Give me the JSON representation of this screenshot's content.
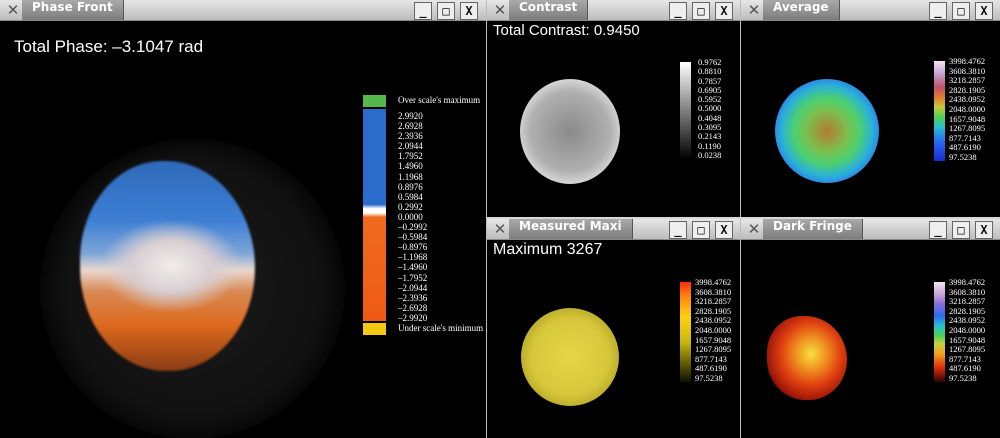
{
  "colors": {
    "titlebar": "#c9c9c9",
    "tab": "#8f8f8f",
    "window_bg": "#000000"
  },
  "titlebar_buttons": {
    "app_icon": "x-app-icon",
    "minimize": "_",
    "maximize": "□",
    "close": "X"
  },
  "phase_front": {
    "title": "Phase Front",
    "overlay_text": "Total Phase: –3.1047 rad",
    "scale_over_label": "Over scale's maximum",
    "scale_under_label": "Under scale's minimum",
    "scale_ticks": [
      "2.9920",
      "2.6928",
      "2.3936",
      "2.0944",
      "1.7952",
      "1.4960",
      "1.1968",
      "0.8976",
      "0.5984",
      "0.2992",
      "0.0000",
      "–0.2992",
      "–0.5984",
      "–0.8976",
      "–1.1968",
      "–1.4960",
      "–1.7952",
      "–2.0944",
      "–2.3936",
      "–2.6928",
      "–2.9920"
    ]
  },
  "contrast": {
    "title": "Contrast",
    "overlay_text": "Total Contrast: 0.9450",
    "scale_ticks": [
      "0.9762",
      "0.8810",
      "0.7857",
      "0.6905",
      "0.5952",
      "0.5000",
      "0.4048",
      "0.3095",
      "0.2143",
      "0.1190",
      "0.0238"
    ]
  },
  "average": {
    "title": "Average",
    "scale_ticks": [
      "3998.4762",
      "3608.3810",
      "3218.2857",
      "2828.1905",
      "2438.0952",
      "2048.0000",
      "1657.9048",
      "1267.8095",
      "877.7143",
      "487.6190",
      "97.5238"
    ]
  },
  "measured_maximum": {
    "title": "Measured Maxi",
    "overlay_text": "Maximum 3267",
    "scale_ticks": [
      "3998.4762",
      "3608.3810",
      "3218.2857",
      "2828.1905",
      "2438.0952",
      "2048.0000",
      "1657.9048",
      "1267.8095",
      "877.7143",
      "487.6190",
      "97.5238"
    ]
  },
  "dark_fringe": {
    "title": "Dark Fringe",
    "scale_ticks": [
      "3998.4762",
      "3608.3810",
      "3218.2857",
      "2828.1905",
      "2438.0952",
      "2048.0000",
      "1657.9048",
      "1267.8095",
      "877.7143",
      "487.6190",
      "97.5238"
    ]
  }
}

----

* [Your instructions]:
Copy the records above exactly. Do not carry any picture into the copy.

* [Answer to the exercise]:
Give me the JSON representation of this screenshot's content.
{
  "colors": {
    "titlebar": "#c9c9c9",
    "tab": "#8f8f8f",
    "window_bg": "#000000"
  },
  "titlebar_buttons": {
    "app_icon": "x-app-icon",
    "minimize": "_",
    "maximize": "□",
    "close": "X"
  },
  "phase_front": {
    "title": "Phase Front",
    "overlay_text": "Total Phase: –3.1047 rad",
    "scale_over_label": "Over scale's maximum",
    "scale_under_label": "Under scale's minimum",
    "scale_ticks": [
      "2.9920",
      "2.6928",
      "2.3936",
      "2.0944",
      "1.7952",
      "1.4960",
      "1.1968",
      "0.8976",
      "0.5984",
      "0.2992",
      "0.0000",
      "–0.2992",
      "–0.5984",
      "–0.8976",
      "–1.1968",
      "–1.4960",
      "–1.7952",
      "–2.0944",
      "–2.3936",
      "–2.6928",
      "–2.9920"
    ]
  },
  "contrast": {
    "title": "Contrast",
    "overlay_text": "Total Contrast: 0.9450",
    "scale_ticks": [
      "0.9762",
      "0.8810",
      "0.7857",
      "0.6905",
      "0.5952",
      "0.5000",
      "0.4048",
      "0.3095",
      "0.2143",
      "0.1190",
      "0.0238"
    ]
  },
  "average": {
    "title": "Average",
    "scale_ticks": [
      "3998.4762",
      "3608.3810",
      "3218.2857",
      "2828.1905",
      "2438.0952",
      "2048.0000",
      "1657.9048",
      "1267.8095",
      "877.7143",
      "487.6190",
      "97.5238"
    ]
  },
  "measured_maximum": {
    "title": "Measured Maxi",
    "overlay_text": "Maximum 3267",
    "scale_ticks": [
      "3998.4762",
      "3608.3810",
      "3218.2857",
      "2828.1905",
      "2438.0952",
      "2048.0000",
      "1657.9048",
      "1267.8095",
      "877.7143",
      "487.6190",
      "97.5238"
    ]
  },
  "dark_fringe": {
    "title": "Dark Fringe",
    "scale_ticks": [
      "3998.4762",
      "3608.3810",
      "3218.2857",
      "2828.1905",
      "2438.0952",
      "2048.0000",
      "1657.9048",
      "1267.8095",
      "877.7143",
      "487.6190",
      "97.5238"
    ]
  }
}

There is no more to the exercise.